My initial reaction to Geometry Wars 2 was something of a frenzied confusion that seven of my Great British pounds had bought me six variations of the same game mode, on the same level, with a few original songs thrown in for good measure. Actually that was my reaction throughout.
As good as the game is, and it is very good indeed, it’s still an arcade adaptation of a free minigame found, rather curiously, within the depths of Project Gotham Racing, Bizarre Creation’s reputable racer. So paying equal amounts for the latest addition to Fallout 3 left a bad taste, similar to indulging in a soap bar based snack.
Not that I can blame anyone but myself, I knew how Geometry Wars played, if you’ve played the first you know exactly what to expect. However Geometry Wars 2 (if Live Arcade is to believed it’s actually called, if you were vocalising the title, Geometry Wars Squared Retro Evolved) has received a sublime sparkle. It looks sharper, sounds better, and is more aesthetically astute than its predecessor.
Stepping back slightly. For the sake of those who never played one of the many earlier forms of Geometry Wars; you control a crescent-moon shaped spaceship in a rectangular area slightly larger than the screen. Movement is controlled with the left stick, the ships cannon the right; the R trigger is used to activate the bomb unlockable through certain game modes. It’s simple and effective. There have been many replications of Geometry Wars yet none match it in subtle elegant control.
Enemies appear in all different shapes (geometry yeah?) and each behaves uniquely. Some are fast and chase you; others drift lazily often ignoring you and others follow specified paths. Later, enemies with special abilities appear such as the Gate, which deflects bullets, or a strange centipede type foe that requires careful manoeuvring to avoid its long colour spewing tail. Alone few can match the speed and agility, not to mention armaments, of your ship. However mix them together and the game quickly turns into a reflex-centric, impossibly fast paced marathon of darting colour. Which is great for those playing in HD.
The final game-altering mechanic is the geom. As you destroy each enemy they’ll leave behind geom’s, which once collected increase your multiplier. Considering Geometry Wars is a game with a leaderboard for a heart the geom quickly becomes essential so merely parking your ship in a right angle and firing in two directions won’t net you a high score. And that’s all there is to play for.
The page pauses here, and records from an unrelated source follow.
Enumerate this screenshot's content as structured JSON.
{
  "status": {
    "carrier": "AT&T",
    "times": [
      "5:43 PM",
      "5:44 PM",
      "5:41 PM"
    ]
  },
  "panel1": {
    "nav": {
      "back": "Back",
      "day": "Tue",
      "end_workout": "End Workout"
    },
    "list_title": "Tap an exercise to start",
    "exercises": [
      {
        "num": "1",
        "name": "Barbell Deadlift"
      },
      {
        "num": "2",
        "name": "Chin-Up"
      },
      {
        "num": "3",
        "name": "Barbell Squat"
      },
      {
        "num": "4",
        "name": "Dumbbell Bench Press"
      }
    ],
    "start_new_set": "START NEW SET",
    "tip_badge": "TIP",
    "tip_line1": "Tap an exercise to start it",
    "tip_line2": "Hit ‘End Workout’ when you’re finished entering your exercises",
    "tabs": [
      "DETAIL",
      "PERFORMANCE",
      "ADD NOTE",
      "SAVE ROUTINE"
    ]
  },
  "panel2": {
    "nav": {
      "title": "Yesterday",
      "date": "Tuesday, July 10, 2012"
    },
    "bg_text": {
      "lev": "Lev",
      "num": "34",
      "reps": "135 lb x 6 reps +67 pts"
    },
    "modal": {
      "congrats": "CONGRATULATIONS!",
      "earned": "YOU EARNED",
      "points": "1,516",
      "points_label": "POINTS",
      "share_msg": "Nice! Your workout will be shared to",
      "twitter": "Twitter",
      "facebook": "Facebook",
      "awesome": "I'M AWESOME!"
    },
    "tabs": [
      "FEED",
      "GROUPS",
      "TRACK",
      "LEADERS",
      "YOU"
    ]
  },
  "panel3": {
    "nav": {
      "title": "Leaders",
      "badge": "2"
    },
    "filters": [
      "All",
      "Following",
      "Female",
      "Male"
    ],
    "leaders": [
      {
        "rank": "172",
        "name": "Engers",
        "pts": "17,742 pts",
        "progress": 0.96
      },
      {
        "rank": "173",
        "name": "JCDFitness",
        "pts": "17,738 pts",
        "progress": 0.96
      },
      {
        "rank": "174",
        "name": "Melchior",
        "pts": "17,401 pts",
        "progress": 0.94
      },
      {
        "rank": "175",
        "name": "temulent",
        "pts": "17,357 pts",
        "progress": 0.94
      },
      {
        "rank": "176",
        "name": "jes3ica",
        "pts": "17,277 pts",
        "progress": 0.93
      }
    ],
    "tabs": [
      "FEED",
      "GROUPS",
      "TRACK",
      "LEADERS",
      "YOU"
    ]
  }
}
Of the six game modes, two stand out as the most fun. King inhibits you from firing outside of specified zones. There are three of these on the map at any time, which the enemy ships cannot fly into. Once inside you’re free to shoot for a few seconds before the circle closes and you have to move on. As your rivals become faster and more obsessed with your demise, sprinting between gates rather than stopping and allowing them to surround you makes for tense, exciting bursts of fun.
Pacifism is by far the most frustrating, but also most addictive and best mode of the six. Your ship has no turret, instead must manoeuvre carefully between the many gates of the level, sparking a minor explosion. Any enemy caught in the blast is immediately destroyed, but it only takes thirty seconds before the screen is swamped with blue diamonds hell bent on your destruction. Pacifism quickly turns into a high-speed assault course and with so many geom’s scattering the level, scores quickly escalate passed the million mark.
Besides these modes sit Deadline, a mode restricted to three-minute bursts in which you have unlimited lives. It serves as an effective means to cater to a new audience but won’t leave Geometry Wars veterans appeased. Evolved returns, similar to Deadline sans a time limit, plus a lives system. Waves pits you against waves of enemies posed on invisible rails, as more waves grace the screen with their orange glow chances of survival plummet. Finally there’s Sequence which acts as a veteran mode. Seeing you wade through twenty pre-determined levels, it’s a lesson in learning, trying, failing, and repeating; fun perhaps for the pros, not so much anybody else.
It’s the leaderboard integration that catapults Geometry Wars into the realm of drug-like addictiveness. Not content with retiring the leaderboards to an option on the main menu, Bizarre have opted to include a friend-based online leaderboard besides each of the game modes, presumably so you can forever live in the shadows of those better than you, or if you’re actually competent at the game, gaze down from your neon throne at all those subordinate to your skill.
Curiously there’s no online multiplayer, though there is the option to play with up to four-players locally. Technically there’s nothing stopping Geometry Wars 2 making the transition online and considering its popularity it’s an odd omission.
Back to the financial matter, it’s hard to justify the cost when so much of the value comes down to how much enjoyment you’ll personally siphon from the leaderboard-centric stance of the game. For £7 it would have been nice to have some alternative levels, online multiplayer, and perhaps another alteration or two on the core design. Cost aside though Geometry Wars 2 is another great inclusion to the ever-growing wealth of Live Arcade.